P u b l i c a t i o n {

Kaldor and Piketty's Facts: The Rise of Monopoly Power in the United States

Forthcoming: Journal of Monetary Economics With Gauti Eggertsson and Ella Getz Wold.

The macroeconomic data of the last thirty years has overturned at least two of Kaldor's famous stylized growth facts: constant interest rates, and a constant labor share. At the same time, the research of Piketty and others has introduced several new and surprising facts: an increase in the financial wealth-to-output ratio in the US, an increase in measured Tobin's Q, and a divergence between the marginal and the average return on capital. In this paper, we argue that these trends can be explained by an increase in market power and pure profits in the US economy, i.e., the emergence of a non-zero-rent economy, along with forces that have led to a persistent long term decline in real interest rates. We make three parsimonious modifications to the standard neoclassical model to explain these trends. Using recent estimates of the increase in markups and the decrease in real interest rates, we show that our model can quantitatively match these new macroeconomic facts.

A Model of Secular Stagnation: Theory and Quantitative Evaluation

American Economic Journal: Macroeconomics, January 2019.

With Gauti Eggertsson and Neil Mehrotra.

This paper formalizes and quantifies the secular stagnation hypothesis, defined as a persistently low or negative natural rate of interest leading to a chronically binding zero lower bound. Output-inflation dynamics and policy prescriptions are fundamentally different than in the standard New Keynesian framework. Using a 56-period quantitative lifecycle model, a standard calibration to US data delivers a natural rate ranging from -1.5% to -2%, implying an elevated risk of ZLB episodes for the foreseeable future. We decompose the contribution of demographic and technological factors to the decline in interest rates since 1970 and quantify changes required to restore higher rates.
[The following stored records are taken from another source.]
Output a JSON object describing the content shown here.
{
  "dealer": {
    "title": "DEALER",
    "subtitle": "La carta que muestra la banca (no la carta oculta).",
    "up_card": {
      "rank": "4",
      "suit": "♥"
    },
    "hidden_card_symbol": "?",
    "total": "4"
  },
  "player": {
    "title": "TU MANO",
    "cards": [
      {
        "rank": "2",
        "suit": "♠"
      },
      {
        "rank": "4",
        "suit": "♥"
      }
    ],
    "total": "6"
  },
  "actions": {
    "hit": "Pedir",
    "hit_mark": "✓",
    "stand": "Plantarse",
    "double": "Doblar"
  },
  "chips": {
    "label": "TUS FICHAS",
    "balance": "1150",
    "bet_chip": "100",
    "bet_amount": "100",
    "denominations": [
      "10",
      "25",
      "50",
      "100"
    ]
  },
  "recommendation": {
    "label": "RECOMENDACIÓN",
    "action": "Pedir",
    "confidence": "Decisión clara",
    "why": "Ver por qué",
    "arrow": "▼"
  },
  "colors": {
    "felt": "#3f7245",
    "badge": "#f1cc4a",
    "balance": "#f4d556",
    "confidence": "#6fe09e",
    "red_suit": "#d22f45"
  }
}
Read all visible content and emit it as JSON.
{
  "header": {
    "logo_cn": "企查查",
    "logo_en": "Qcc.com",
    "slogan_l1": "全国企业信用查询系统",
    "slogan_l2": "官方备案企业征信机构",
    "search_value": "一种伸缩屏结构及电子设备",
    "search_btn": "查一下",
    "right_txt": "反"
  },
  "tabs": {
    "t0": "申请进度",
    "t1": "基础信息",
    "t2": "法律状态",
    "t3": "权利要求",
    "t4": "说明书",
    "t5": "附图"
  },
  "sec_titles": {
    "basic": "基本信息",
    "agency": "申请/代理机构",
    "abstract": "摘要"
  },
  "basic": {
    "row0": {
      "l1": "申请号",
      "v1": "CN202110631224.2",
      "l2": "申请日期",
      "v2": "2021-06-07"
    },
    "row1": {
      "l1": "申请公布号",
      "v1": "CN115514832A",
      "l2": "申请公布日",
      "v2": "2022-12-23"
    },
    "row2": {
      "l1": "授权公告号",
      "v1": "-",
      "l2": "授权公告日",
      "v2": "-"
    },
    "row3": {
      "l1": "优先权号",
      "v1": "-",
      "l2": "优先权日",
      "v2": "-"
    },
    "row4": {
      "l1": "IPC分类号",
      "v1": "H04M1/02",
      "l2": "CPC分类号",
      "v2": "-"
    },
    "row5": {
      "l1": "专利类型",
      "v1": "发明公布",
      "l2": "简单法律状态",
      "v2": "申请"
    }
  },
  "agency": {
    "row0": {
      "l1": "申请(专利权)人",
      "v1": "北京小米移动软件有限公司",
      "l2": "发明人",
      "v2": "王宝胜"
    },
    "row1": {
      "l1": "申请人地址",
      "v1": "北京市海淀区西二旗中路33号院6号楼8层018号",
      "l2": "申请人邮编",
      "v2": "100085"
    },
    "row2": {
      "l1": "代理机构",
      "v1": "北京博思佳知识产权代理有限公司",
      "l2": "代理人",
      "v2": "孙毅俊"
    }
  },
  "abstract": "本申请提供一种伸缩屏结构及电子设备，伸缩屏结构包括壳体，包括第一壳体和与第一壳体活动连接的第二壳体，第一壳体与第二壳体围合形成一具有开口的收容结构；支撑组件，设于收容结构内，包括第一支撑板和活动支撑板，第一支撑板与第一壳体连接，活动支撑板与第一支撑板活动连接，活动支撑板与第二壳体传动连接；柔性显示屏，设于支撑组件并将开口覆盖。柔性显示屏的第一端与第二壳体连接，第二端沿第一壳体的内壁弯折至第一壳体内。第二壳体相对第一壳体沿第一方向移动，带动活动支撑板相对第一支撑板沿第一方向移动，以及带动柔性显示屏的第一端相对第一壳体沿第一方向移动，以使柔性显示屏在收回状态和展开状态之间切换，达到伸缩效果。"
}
Medicare Payments and System-level Health Care

American Journal of Health Economics, 2015.

With Katherine Baicker.

Pay for Performance in Medicaid: Evidence From Three Natural Experiments

Health Services Research, 2015.

With Meredith Rosenthal, Mary Beth Landrum, and Eric C. Schneider.

The Spillover Effects of Medicare Managed Care: Medicare Advantage and Hospital Utilization

Journal of Health Economics, 2013.

With Katherine Baicker and Michael E. Chernew.

L i n k t o C V

C o n t a c t

E m a i l jake.a.robbins@gmail.com